What you are asked to do: Review the listing and copy each line that holds the word "name".
** Opening Input data block **
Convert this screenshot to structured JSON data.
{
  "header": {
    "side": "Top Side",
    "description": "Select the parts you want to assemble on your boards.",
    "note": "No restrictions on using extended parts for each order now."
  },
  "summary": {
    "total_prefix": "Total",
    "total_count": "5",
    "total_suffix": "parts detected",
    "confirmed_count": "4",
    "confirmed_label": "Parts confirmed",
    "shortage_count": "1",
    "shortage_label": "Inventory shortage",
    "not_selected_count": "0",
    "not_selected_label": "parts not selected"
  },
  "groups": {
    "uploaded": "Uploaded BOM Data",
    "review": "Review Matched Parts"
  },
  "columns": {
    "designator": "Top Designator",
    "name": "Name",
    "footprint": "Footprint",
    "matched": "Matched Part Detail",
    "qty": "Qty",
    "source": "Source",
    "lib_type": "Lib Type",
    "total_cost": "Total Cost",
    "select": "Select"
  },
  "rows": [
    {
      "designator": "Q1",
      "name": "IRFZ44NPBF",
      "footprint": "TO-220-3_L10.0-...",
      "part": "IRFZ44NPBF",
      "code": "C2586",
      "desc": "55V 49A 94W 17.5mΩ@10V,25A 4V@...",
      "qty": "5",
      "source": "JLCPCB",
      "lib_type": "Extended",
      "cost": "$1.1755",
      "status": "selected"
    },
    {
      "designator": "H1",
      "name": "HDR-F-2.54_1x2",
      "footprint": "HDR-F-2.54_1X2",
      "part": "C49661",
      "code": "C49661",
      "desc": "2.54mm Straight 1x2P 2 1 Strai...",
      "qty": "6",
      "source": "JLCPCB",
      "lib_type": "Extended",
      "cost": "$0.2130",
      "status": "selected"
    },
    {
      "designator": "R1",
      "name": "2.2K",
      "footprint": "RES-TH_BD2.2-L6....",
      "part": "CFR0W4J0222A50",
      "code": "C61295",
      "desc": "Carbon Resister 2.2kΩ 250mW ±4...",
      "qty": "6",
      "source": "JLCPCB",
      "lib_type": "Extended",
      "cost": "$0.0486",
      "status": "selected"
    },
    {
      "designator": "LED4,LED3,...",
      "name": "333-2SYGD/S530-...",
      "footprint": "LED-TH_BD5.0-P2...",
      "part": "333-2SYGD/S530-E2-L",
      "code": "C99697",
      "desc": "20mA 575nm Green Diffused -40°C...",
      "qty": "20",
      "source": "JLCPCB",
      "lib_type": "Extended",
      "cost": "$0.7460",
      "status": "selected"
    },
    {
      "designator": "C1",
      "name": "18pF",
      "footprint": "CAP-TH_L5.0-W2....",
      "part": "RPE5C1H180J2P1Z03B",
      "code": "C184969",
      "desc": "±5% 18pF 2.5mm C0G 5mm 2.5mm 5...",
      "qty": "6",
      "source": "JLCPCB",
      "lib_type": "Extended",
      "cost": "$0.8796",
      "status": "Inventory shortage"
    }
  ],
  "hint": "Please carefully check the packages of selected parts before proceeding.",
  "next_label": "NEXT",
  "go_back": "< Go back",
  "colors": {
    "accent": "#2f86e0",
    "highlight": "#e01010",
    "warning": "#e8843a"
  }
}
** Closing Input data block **
Response area:
    "name": "Name",
      "name": "IRFZ44NPBF",
      "name": "HDR-F-2.54_1x2",
      "name": "2.2K",
      "name": "333-2SYGD/S530-...",
      "name": "18pF",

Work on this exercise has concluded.